Interface dataset entries
——

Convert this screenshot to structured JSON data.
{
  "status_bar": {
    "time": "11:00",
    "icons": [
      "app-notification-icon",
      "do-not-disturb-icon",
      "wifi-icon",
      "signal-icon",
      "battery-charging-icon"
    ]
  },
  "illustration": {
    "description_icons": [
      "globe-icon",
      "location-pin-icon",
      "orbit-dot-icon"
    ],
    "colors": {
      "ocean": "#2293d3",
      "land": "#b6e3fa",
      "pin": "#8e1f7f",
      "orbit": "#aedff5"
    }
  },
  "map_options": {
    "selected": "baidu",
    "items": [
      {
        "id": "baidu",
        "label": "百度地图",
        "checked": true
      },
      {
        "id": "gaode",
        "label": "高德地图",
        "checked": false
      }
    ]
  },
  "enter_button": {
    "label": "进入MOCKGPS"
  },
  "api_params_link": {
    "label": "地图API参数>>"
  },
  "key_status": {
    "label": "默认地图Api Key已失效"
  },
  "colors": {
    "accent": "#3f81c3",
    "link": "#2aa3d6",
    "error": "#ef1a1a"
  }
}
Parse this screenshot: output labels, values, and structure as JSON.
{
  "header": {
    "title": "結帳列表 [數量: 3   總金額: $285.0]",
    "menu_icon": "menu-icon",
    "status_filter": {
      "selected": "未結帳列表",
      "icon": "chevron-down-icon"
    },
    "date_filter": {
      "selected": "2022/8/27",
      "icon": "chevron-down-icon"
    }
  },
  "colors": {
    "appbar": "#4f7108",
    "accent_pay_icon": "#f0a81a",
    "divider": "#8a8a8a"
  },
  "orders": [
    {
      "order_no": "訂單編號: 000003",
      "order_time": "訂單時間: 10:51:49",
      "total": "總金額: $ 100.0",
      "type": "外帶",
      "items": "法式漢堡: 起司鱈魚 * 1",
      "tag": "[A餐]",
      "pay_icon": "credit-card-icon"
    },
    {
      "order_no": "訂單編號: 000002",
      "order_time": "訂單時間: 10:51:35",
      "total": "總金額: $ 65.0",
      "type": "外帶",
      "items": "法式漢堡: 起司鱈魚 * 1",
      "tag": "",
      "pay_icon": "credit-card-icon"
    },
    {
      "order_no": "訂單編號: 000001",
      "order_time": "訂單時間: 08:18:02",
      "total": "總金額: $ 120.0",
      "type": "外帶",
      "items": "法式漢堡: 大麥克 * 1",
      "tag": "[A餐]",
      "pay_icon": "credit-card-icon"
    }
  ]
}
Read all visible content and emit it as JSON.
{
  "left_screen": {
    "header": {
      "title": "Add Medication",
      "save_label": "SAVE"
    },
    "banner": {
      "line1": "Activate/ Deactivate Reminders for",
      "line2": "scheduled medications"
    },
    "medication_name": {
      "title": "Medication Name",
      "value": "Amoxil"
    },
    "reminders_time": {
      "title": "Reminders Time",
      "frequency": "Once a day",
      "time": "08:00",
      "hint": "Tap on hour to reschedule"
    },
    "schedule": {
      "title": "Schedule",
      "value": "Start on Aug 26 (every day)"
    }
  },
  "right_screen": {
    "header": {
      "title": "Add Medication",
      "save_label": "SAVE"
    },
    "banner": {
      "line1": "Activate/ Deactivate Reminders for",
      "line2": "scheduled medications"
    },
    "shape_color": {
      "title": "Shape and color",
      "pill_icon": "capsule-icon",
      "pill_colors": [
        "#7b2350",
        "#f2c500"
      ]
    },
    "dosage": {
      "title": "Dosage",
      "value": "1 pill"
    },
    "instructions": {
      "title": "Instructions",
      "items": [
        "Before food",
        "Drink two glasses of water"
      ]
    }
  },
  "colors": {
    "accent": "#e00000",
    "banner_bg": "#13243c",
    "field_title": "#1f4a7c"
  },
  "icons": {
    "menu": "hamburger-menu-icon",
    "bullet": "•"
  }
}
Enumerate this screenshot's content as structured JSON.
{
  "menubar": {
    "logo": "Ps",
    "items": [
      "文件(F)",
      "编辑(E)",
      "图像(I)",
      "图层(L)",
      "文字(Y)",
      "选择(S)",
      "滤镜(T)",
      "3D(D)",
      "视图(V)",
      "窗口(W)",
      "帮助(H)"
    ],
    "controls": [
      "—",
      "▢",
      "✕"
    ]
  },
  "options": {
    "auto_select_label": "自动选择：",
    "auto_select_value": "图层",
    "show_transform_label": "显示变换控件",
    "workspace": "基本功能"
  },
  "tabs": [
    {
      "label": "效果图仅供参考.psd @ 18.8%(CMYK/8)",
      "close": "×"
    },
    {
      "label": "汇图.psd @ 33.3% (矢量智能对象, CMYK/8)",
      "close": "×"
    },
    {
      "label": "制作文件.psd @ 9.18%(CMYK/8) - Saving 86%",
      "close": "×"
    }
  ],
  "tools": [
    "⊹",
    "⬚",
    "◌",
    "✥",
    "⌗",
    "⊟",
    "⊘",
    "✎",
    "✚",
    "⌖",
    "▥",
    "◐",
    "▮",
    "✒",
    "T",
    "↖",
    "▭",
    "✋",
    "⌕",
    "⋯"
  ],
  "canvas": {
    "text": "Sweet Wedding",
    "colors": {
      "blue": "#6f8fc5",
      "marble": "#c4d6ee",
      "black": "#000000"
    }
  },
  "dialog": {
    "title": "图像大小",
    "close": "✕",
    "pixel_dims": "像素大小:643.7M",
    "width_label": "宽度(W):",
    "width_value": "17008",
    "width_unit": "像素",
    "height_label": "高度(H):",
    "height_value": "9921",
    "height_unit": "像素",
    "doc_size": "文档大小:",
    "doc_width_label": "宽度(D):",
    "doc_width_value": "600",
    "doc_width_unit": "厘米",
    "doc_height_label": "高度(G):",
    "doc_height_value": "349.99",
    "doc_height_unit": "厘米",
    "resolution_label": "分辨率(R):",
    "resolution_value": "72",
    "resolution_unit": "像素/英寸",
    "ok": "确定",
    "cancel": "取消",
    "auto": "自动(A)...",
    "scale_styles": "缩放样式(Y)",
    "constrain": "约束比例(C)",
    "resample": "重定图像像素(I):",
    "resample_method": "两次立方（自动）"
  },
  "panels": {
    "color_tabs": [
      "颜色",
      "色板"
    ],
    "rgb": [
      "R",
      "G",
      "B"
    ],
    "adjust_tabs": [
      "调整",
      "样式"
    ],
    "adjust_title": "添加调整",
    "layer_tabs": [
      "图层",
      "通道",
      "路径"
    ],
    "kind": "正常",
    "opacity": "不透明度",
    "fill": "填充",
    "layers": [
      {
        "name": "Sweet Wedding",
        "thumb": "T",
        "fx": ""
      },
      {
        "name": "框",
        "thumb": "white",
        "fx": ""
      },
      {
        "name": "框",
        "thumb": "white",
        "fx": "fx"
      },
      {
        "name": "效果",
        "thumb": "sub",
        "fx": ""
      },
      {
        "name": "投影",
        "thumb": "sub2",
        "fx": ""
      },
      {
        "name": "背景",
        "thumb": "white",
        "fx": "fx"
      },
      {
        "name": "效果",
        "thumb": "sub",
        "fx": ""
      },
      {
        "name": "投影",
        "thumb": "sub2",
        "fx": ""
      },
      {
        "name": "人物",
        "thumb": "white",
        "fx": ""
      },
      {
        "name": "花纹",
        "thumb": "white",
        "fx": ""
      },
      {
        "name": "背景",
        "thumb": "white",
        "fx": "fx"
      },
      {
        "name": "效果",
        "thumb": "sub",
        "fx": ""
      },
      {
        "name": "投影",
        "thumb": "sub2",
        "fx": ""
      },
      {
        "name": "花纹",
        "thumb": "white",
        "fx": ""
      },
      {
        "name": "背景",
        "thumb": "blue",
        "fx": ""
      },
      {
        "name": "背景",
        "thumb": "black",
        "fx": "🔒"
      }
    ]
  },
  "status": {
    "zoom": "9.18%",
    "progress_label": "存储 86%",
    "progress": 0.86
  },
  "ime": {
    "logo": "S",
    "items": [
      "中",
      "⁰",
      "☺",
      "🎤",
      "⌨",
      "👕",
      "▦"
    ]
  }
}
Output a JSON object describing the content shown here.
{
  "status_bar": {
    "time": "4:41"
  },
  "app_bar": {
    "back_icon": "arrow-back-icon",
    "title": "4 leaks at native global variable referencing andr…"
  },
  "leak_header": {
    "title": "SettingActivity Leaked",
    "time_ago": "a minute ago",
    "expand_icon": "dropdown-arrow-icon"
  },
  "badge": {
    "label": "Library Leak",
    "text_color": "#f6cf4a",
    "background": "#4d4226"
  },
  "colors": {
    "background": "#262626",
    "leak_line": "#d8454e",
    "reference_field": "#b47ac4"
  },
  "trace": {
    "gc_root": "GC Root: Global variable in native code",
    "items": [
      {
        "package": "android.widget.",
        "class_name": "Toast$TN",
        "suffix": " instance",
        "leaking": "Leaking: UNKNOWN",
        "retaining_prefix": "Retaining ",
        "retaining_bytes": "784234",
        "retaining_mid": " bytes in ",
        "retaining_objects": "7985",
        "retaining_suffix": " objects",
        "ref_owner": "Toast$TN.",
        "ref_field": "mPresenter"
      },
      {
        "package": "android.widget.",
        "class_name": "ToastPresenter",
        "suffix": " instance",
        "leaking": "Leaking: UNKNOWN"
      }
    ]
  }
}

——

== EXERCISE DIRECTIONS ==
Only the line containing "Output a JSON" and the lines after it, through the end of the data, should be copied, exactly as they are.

== EXERCISE OUTPUT ==
Output a JSON object describing the content shown here.
{
  "status_bar": {
    "time": "4:41"
  },
  "app_bar": {
    "back_icon": "arrow-back-icon",
    "title": "4 leaks at native global variable referencing andr…"
  },
  "leak_header": {
    "title": "SettingActivity Leaked",
    "time_ago": "a minute ago",
    "expand_icon": "dropdown-arrow-icon"
  },
  "badge": {
    "label": "Library Leak",
    "text_color": "#f6cf4a",
    "background": "#4d4226"
  },
  "colors": {
    "background": "#262626",
    "leak_line": "#d8454e",
    "reference_field": "#b47ac4"
  },
  "trace": {
    "gc_root": "GC Root: Global variable in native code",
    "items": [
      {
        "package": "android.widget.",
        "class_name": "Toast$TN",
        "suffix": " instance",
        "leaking": "Leaking: UNKNOWN",
        "retaining_prefix": "Retaining ",
        "retaining_bytes": "784234",
        "retaining_mid": " bytes in ",
        "retaining_objects": "7985",
        "retaining_suffix": " objects",
        "ref_owner": "Toast$TN.",
        "ref_field": "mPresenter"
      },
      {
        "package": "android.widget.",
        "class_name": "ToastPresenter",
        "suffix": " instance",
        "leaking": "Leaking: UNKNOWN"
      }
    ]
  }
}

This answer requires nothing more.